This Fair Trade Certified organic loose leaf tea is a classic organic black tea produced in India's state of Assam in northeastern India. It is composed of finely twisted leaves with occasional golden, downy tips. Our Assam TGFOP Black Tea has a full-bodied red-brown infusion that does not disappoint, exemplifying the character of a high-quality Assam tea. Very flavorful, this organic Indian tea has a rich maltiness with notes of toasted caramel.
Ever wonder what those initials "TGFOP" stand for? Check out our information on tea grading to find out!
Ingredients: organic Indian black tea
Serving Size: one level teaspoon per 8 oz cup of water
Aubrey Says: I really like the coppery quality of this tea.
Jeremy Says: Full-bodied - doesn't mind a touch of milk.
Posted by Jay on 6th Nov 2013
Love this stuff. I'm sometimes a bit soft on drinking coffee or tea with no milk or sugar, but I'm completely happy drinking this straight. You do indeed get a nice maltiness that makes it a very satisfying tea. Nice alternative to coffee for a caffeine boost, and easy to drink a pot of.
Posted by Unknown on 3rd Sep 2013
Its a great tea. Taste is amazing, and has quite the kick caffeine wise.....drink it slow if you are sensitive like myself. Still it should be a staple in every black tea lovers cabinet
Posted by Steve on 21st Jun 2012
Much more robust and full flavored than most teas, I find it makes for a very good workhorse tea through the morning as I work. A little more pricey than some, but the flavor makes it a good value.
Posted by Ellen Shea on 6th Mar 2012
This is a great tea for any time of the day! Its hearty and full bodied flavor makes it a perfect accompaniment for a biscuit or crumpet or even can be drunk by itself!!!

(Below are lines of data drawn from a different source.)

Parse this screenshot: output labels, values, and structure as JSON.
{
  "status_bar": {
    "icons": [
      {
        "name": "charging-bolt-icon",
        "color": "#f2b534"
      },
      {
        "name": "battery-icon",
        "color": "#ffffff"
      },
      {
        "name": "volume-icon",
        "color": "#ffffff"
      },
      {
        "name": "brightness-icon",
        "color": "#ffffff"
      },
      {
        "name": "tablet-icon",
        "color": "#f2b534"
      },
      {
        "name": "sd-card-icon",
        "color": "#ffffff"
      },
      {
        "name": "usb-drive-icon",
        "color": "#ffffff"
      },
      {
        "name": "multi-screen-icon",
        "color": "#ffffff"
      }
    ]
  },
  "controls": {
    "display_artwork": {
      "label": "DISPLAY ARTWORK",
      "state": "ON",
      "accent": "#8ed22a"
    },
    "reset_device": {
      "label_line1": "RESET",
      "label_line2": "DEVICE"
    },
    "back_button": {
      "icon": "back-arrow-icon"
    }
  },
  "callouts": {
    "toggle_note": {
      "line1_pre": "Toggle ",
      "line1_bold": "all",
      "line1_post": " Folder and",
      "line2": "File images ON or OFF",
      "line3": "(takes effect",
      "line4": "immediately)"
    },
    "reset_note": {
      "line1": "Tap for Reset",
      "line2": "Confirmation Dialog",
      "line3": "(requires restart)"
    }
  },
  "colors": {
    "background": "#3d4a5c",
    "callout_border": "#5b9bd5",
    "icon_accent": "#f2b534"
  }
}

Posted by Ben Schuchard on 27th Feb 2011
This tea is great by itself but also makes a fantastic homemade Chai. We like it so much we've been buying this one in bulk!
Posted by Bill Edwards on 5th Oct 2010
This is a good hearty tea that can be enjoyed on its own or with any meal. For me it is less interesting than most other teas from Arbor more like the tea I grew up with only better.
Posted by todd on 19th Feb 2010
Pretty strong character makes this tea a great deal. Appreciating the 'full-body'. Nice tannin. You can probably use less and stretch your tea dollar.
Posted by K. G. Wilkins on 19th Jun 2009
It's a delightful iced tea. One that both my husband and I agree is great hot or cold.
We at Arbor Teas firmly believe that tea should be brewed to suit your personal taste. With that being said, here are some recommendations to get you started, but please remember you can make adjustments based on your own personal taste.
There are three main considerations when brewing tea: quantity of tea, water temperature and steeping time.
Quantity of tea: one level teaspoon per 8 oz cup of water
Water temperature: use water that has been heated to a full rolling boil (212° F)
Steeping time: 3-5 minutes
Tip #1: Use fresh water whenever possible - water that has been sitting in your kettle overnight may impart a flat or stale taste to your tea. Be careful not to boil your water for too long. Over boiled water can sometimes impart an unwanted taste.
Tip #2: Keep in mind that brewing your tea for too long can extract undesirable bitterness from the leaves, so steeping time matters! For a stronger brew, don’t steep longer, just use more tea.
Learn more from our How To Guides on how to brew loose leaf tea, how to make iced tea, and how to make tea lattes. And don’t forget to check out our Eco-Brewing Tips, too!
There are five significant components found in all tea from the plant camellia sinensis: essential oils, which are the source of tea’s delicious flavor and aroma; polyphenols, which are antioxidants that provide the tea’s brisk flavor and many of its health benefits; phytonutrients, which are small amounts of vitamins, minerals, and amino acids including L-theanine (a very rare molecule that has been found in only three sources including camellia sinensis!) ; enzymes; and methylxanthines, which are a family of alkaloids that include caffeine. Each of these components work differently in the human body and a full description is best left to a medical journal. However, recent research exploring the potential health attributes of tea is leading many scientists to agree that tea, may contribute positively to a healthy lifestyle.
For a more in-depth discussion of Tea and Health Benefits check here.
For a more in-depth discussion of Tea and Caffeine check here.